- in Moodle, Plugins -> Caching -> Cache stores -> Redis, add your server and port
- Plugins -> Caching -> Test Performance, you can now simulate requests to show Redis vs other stores (note this hasn't actually configured anything for the MUC yet)
- Plugins -> Caching -> Configuration, Add a new Redis cache store instance (same details as above)
- Either edit individual known cache definitions to map to the new Redis instance, or scroll to the bottom and select "Edit Mappings" under "Stores used when no mapping is present", select Redis for the Application drop down and leave the rest.
If for some reason it all goes wrong, delete this file in the Moodle data directory "/moodledata/muc/config.php"
It's possible that the version you're on has issues with Redis sessions, I started using them from 3.5 but also brought in lots of fixes/improvements from later releases too.
I had a quick look at that guide and it's looks pretty good. It's a good base to start at least and then you can monitor memory/cpu to make sure at peak time you don't overcommit.
With lots of concurrent connections, sessions are going to be one of your pain points, especially on NFS. I not Redis, also try memcached but we moved from memcached to Redis at 3.5. Also check these instructions or similar to make sure you're on NFSv4 in your fstab file https://help.ubuntu.com/community/NFSv4Howto

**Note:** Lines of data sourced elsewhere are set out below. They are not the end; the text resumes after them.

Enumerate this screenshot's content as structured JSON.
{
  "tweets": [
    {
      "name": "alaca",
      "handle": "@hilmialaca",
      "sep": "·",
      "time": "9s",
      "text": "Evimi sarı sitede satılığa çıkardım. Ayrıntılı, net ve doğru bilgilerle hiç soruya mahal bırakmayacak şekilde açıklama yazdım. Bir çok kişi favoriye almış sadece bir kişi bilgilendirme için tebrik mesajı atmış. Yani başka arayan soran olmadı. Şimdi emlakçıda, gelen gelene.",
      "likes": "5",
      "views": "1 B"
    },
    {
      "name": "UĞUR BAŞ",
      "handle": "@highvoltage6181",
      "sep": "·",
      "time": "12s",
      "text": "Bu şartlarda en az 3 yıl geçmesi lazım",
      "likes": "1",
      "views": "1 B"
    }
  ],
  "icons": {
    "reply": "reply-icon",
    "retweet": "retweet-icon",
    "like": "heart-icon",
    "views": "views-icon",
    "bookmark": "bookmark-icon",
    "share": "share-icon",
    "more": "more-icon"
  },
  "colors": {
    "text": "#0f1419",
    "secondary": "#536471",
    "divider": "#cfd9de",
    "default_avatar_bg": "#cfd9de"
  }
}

Lots of database connections when seen at periods of slow downs are normally not DB related. For example a slow process, disk issue, overloaded web servers etc all will mean there are more and more requests coming in but none getting released once they finish. This then builds up requests on the DB server and may overload that too.
I did all this process of configuring the cache by the end of the page to choose the application and session cache, however, after that I can understand that redis is working?
How could I confirm that the MUC cache worked?
I attach the image with the final part configured.
I deleted the config file and configured it again, however, I can't identify who is using redis.
If by chance you should show it at: redismuccentral Redis = 1 for storage mapping, it is zero in my printout, maybe something from the version, could you confirm how it looks in storage mapping?
I also think that it may be the sessions that end up doing this to keep connections stuck and look like the database, let's see if I manage to put the redis should minimize.
On the NFS4 attached an image I believe it is ok see with nfs4.
You could also try to turn on debugging and performance info to see if that shows you any extra information as well.
When we have mapped all the Application caches when no cache is present to Redis, it also shows as 0 mappings as that would be individual mappings. In this scenario, with 0 mappings mapped, it will default to Redis rather than file caching.
The Session cache inside MUC is not for PHP sessions / log in persistence, it's a separate Moodle MUC cache that is only used for that session.
There was a forum post not that long ago about issues with having the MUC Session and Application caches together on the same Redis instance, but I can't remember which one. In your case you most likely won't need the MUC Session cache until you get to Moodle 3.9 when Read Only Sessions becomes available.
The NFS config also looks good. If that's only used for the Moodle data dir then you should be fine.
I don't really know how to do any more testing for PHP sessions in the config.php file, unless you see if running another Redis instance works, or if running one locally also works. If you get it working, it should be a good performance improvement.
When the MUC Cache is working will the $CFG->cachedir folder no longer be used?
Because from what I understand the ideal is to let write to disk just file right?
I will try to put PHP sessions on redis again.